"PRESLEY'S TOUR OF DUTY HONORED"
By Staff Sgt. Sean Riley of Inside
the Turret magazine
A Public Affairs release by
the U.S. Army Training
and Doctrine Command
FORT KNOX, Ky. (TRADOC News Service, March 4, 2004)
-- If transitioning from civilian to Soldier can sometimes be
an arduous process, imagine transitioning from superstar to Soldier.
Elvis Presley made the change, and did so as a private. On
March 24, 1958, during the Cold War, Presley was drafted into
active duty as a tanker.
Fort Knox's famed Patton Museum of Cavalry and Armor will
honor Presley's tour of duty with a 2-year-long exhibit that
opens to the public March 24, 2004, the 46th anniversary of his
induction into the Army.
At the time, many thought Presley would wind up in a special
services unit, traveling to entertain troops around the globe
as his primary duty. But Presley didn't want it that way. Instead,
he spent much of his duty in a jeep as part of a reconnaissance
platoon. The MOS is known today as a cavalry scout.
The focus of the exhibit will be Presley's dedication to duty
and will shed light on the serious Soldier who did his duty,
explained Frank Jardim, the Patton Museum director.
"He wanted to be respected. He wanted to be a person
who people would look at and say, 'That guy did his part,'"
said Jardim. "So, (Elvis) goes into the service and declines
the opportunity to perform. He could have had a cushy life as
a superstar, but instead, as a matter of his dignity, he just
(wanted) to do his part like everyone else."

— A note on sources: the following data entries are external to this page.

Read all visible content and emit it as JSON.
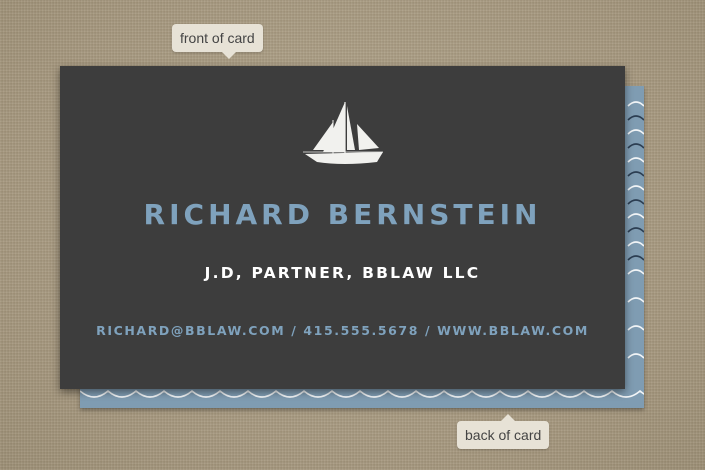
{
  "labels": {
    "front": "front of card",
    "back": "back of card"
  },
  "card": {
    "name": "RICHARD BERNSTEIN",
    "title": "J.D, PARTNER, BBLAW LLC",
    "contact": "RICHARD@BBLAW.COM / 415.555.5678 / WWW.BBLAW.COM",
    "icon": "sailboat-icon"
  },
  "colors": {
    "front_card": "#3d3d3d",
    "back_card": "#7f9cb2",
    "accent_text": "#7fa2bd",
    "white_text": "#ffffff",
    "label_bg": "#e7e2d6"
  }
}
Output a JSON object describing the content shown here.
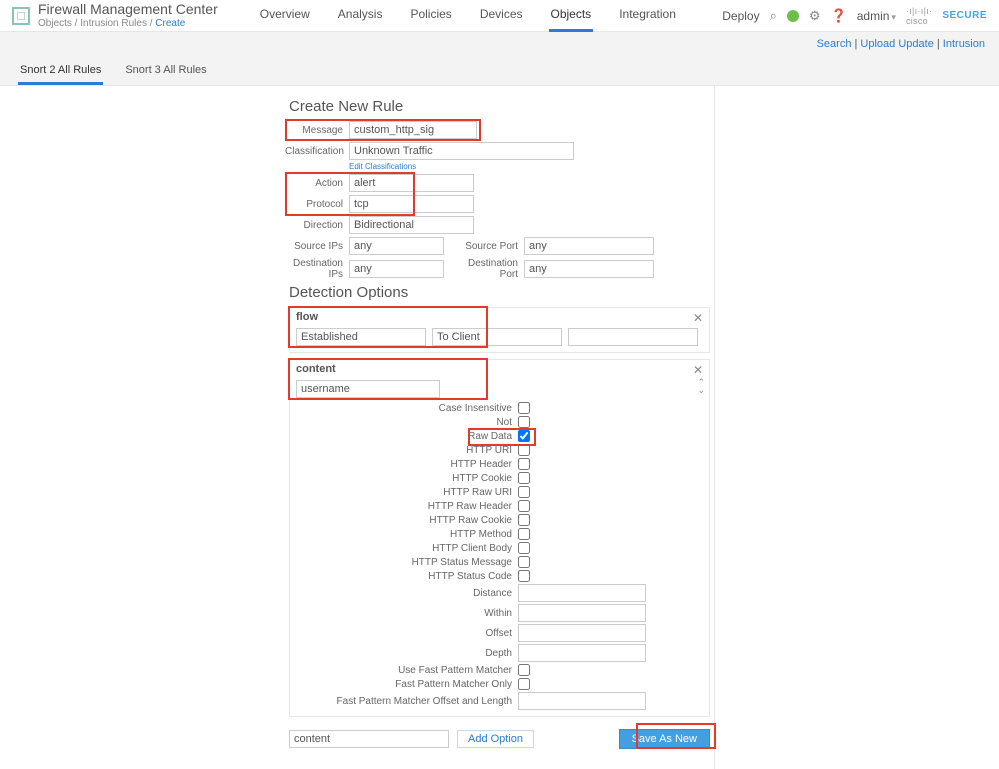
{
  "header": {
    "title": "Firewall Management Center",
    "crumb1": "Objects",
    "crumb2": "Intrusion Rules",
    "crumb3": "Create",
    "nav": [
      "Overview",
      "Analysis",
      "Policies",
      "Devices",
      "Objects",
      "Integration"
    ],
    "nav_active": 4,
    "deploy": "Deploy",
    "admin": "admin",
    "brand": "cisco",
    "secure": "SECURE"
  },
  "linkbar": {
    "search": "Search",
    "upload": "Upload Update",
    "intrusion": "Intrusion"
  },
  "tabs": {
    "t1": "Snort 2 All Rules",
    "t2": "Snort 3 All Rules"
  },
  "rule": {
    "section": "Create New Rule",
    "labels": {
      "message": "Message",
      "classification": "Classification",
      "edit_class": "Edit Classifications",
      "action": "Action",
      "protocol": "Protocol",
      "direction": "Direction",
      "src_ips": "Source IPs",
      "src_port": "Source Port",
      "dst_ips": "Destination IPs",
      "dst_port": "Destination Port"
    },
    "values": {
      "message": "custom_http_sig",
      "classification": "Unknown Traffic",
      "action": "alert",
      "protocol": "tcp",
      "direction": "Bidirectional",
      "src_ips": "any",
      "src_port": "any",
      "dst_ips": "any",
      "dst_port": "any"
    }
  },
  "detection": {
    "title": "Detection Options",
    "flow": {
      "head": "flow",
      "v1": "Established",
      "v2": "To Client"
    },
    "content": {
      "head": "content",
      "value": "username",
      "opts": {
        "case": "Case Insensitive",
        "not": "Not",
        "raw": "Raw Data",
        "uri": "HTTP URI",
        "header": "HTTP Header",
        "cookie": "HTTP Cookie",
        "rawuri": "HTTP Raw URI",
        "rawheader": "HTTP Raw Header",
        "rawcookie": "HTTP Raw Cookie",
        "method": "HTTP Method",
        "client": "HTTP Client Body",
        "status": "HTTP Status Message",
        "code": "HTTP Status Code",
        "distance": "Distance",
        "within": "Within",
        "offset": "Offset",
        "depth": "Depth",
        "fast": "Use Fast Pattern Matcher",
        "fastonly": "Fast Pattern Matcher Only",
        "fastoff": "Fast Pattern Matcher Offset and Length"
      },
      "checked": {
        "raw": true
      }
    },
    "bottom": {
      "sel": "content",
      "add": "Add Option",
      "save": "Save As New"
    }
  }
}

When his two-year stint was over in March 1960, Elvis returned
to his life of stardom.
His military experience was not unlike many other Soldiers,
Jardim said, adding that Presley was always very proud of his
In 1964 Presley donated the money from one of his concerts
to the U.S.S. Arizona Memorial at Pearl Harbor, Hawaii. That,
according to Jardim, is an example of the patriotism Presley
Jardim expects the exhibit to be a success in enlightening
the public to a normally unseen or unknown side of the superstar.
During his short tour in the Army, Elvis met his lifelong
friend, Joe Esposito, who eventually became his road manager.
Esposito will be at the museum for the exhibition's opening.
Artifacts from Graceland will be shipped on loan to the Patton
Museum for use in the exhibit. Items will include his uniforms,
official documents from his career and postcards and letters
written by Presley. The exhibit will also feature weapons and
vehicles like the ones Presley trained on and used.
The Patton Museum is open Monday through Friday, 9 a.m. to
4:30 p.m., and Saturday and Sunday, 10 a.m. to 4:30 p.m. Admission
to the museum is free.